The United States Encounters Foreign Peoples at Home and Abroad, 1876-1917
Matthew Frye Jacobson
Hill and Wang
How a new American identity was forged by immigration and expansion a century ago.
In Barbarian Virtues, Matthew Frye Jacobson offers a keenly argued and persuasive history of the close relationship between immigration and America's newly expansionist ambitions at the turn of the twentieth century. Jacobson draws upon political documents, novels, travelogues, academic treatises, and art as he recasts American political life. In so doing, he shows how today's attitudes about "Americanism" -- from Border Watch to the Gulf War -- were set in this crucial period, when the dynamics of industrialization rapidly accelerated the rate at which Americans were coming in contact with foreign peoples.
Praise for Barbarian Virtues
“A thoughtful analysis of America's uneasy relationship with foreignness.” —Kirkus Reviews

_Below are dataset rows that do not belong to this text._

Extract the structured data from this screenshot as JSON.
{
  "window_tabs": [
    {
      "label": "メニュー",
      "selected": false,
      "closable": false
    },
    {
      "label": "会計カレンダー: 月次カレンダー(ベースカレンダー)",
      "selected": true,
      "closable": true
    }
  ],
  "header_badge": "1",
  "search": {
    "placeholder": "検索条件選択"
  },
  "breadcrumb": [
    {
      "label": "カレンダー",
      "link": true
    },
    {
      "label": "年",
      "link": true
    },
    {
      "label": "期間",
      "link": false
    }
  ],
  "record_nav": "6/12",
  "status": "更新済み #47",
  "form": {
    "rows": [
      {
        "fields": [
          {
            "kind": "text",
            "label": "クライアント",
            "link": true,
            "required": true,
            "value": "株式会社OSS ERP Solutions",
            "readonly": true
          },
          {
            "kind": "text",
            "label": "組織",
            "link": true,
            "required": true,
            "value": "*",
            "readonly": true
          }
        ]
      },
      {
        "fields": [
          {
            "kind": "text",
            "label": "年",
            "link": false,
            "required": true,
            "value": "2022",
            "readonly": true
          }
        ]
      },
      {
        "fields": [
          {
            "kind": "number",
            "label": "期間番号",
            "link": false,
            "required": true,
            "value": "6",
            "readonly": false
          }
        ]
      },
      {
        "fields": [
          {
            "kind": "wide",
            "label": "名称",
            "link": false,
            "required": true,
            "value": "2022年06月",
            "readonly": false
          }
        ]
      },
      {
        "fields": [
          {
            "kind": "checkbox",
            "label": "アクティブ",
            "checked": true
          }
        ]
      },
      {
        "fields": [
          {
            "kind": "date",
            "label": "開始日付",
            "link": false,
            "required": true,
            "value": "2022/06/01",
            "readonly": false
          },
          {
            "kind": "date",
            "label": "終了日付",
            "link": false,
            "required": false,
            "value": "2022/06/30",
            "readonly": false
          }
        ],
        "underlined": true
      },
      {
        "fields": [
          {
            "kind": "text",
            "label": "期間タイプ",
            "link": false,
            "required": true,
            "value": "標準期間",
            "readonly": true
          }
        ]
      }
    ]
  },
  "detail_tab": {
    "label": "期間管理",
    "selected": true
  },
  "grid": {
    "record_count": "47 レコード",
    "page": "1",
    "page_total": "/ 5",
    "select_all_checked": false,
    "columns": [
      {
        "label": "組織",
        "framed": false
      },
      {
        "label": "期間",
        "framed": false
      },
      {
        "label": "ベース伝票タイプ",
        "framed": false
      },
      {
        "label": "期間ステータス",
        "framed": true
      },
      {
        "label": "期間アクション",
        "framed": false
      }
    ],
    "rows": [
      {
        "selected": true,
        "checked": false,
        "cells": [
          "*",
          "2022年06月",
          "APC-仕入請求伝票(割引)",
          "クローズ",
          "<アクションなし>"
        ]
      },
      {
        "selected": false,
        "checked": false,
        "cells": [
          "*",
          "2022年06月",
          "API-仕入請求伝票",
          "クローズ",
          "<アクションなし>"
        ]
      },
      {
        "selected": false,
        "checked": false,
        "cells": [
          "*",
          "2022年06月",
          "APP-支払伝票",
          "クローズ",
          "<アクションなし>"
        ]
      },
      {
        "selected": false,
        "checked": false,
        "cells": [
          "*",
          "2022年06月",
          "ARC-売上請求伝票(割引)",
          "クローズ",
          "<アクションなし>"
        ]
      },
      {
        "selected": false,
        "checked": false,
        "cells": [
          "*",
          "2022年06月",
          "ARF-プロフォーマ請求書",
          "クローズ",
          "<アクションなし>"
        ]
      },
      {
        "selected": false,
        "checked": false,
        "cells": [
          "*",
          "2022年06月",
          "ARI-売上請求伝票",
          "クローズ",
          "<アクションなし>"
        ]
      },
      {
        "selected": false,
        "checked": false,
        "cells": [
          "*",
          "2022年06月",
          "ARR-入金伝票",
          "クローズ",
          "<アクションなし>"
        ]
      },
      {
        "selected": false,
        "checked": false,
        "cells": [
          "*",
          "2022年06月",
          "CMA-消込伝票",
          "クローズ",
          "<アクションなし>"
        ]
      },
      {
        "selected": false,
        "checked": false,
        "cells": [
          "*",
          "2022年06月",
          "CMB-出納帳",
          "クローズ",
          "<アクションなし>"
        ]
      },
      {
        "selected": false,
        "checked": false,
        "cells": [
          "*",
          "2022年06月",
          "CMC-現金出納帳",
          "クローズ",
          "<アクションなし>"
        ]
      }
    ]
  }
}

“An excellent look at an aspect of U.S. history not often discussed or studied.” —Vanessa Bush, Booklist